### ABOUT THIS TASK
Filter this data down to the lines that hold "关于对部分出口药品和医疗器械生产实施目录管理的通告", and copy them.

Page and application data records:
══════════
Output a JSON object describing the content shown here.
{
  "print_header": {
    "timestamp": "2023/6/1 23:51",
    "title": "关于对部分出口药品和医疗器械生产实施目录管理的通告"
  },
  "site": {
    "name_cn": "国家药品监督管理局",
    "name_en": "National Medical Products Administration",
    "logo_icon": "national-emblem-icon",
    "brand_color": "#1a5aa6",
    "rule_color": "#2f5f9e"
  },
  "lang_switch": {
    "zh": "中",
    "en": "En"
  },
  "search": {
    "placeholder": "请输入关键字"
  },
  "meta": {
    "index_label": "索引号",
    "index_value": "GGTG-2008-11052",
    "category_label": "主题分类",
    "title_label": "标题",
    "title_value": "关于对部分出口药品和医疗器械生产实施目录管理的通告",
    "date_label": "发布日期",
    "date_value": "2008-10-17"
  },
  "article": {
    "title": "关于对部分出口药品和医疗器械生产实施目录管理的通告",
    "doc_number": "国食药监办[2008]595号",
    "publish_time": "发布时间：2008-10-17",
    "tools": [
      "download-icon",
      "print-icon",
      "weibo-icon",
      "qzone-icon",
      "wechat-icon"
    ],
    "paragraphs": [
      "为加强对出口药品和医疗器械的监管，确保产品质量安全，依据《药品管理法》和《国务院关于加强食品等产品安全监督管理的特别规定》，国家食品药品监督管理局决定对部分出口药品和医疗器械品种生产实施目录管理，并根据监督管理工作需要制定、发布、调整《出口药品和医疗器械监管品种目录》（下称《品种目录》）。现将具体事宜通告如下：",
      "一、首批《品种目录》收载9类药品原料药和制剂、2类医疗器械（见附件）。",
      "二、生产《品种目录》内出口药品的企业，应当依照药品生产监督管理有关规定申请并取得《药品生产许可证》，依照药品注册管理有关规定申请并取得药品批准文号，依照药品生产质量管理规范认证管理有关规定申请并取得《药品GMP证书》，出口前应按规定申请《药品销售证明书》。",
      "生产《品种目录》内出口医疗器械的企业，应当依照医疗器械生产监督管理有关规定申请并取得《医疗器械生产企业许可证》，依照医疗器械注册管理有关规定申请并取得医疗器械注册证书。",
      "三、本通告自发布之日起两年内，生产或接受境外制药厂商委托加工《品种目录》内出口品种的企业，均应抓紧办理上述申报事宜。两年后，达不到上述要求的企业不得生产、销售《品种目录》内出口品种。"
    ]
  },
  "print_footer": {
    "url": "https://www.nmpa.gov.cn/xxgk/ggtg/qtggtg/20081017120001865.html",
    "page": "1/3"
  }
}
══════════
### PROBLEM SOLUTION
    "title": "关于对部分出口药品和医疗器械生产实施目录管理的通告"
    "title_value": "关于对部分出口药品和医疗器械生产实施目录管理的通告",
    "title": "关于对部分出口药品和医疗器械生产实施目录管理的通告",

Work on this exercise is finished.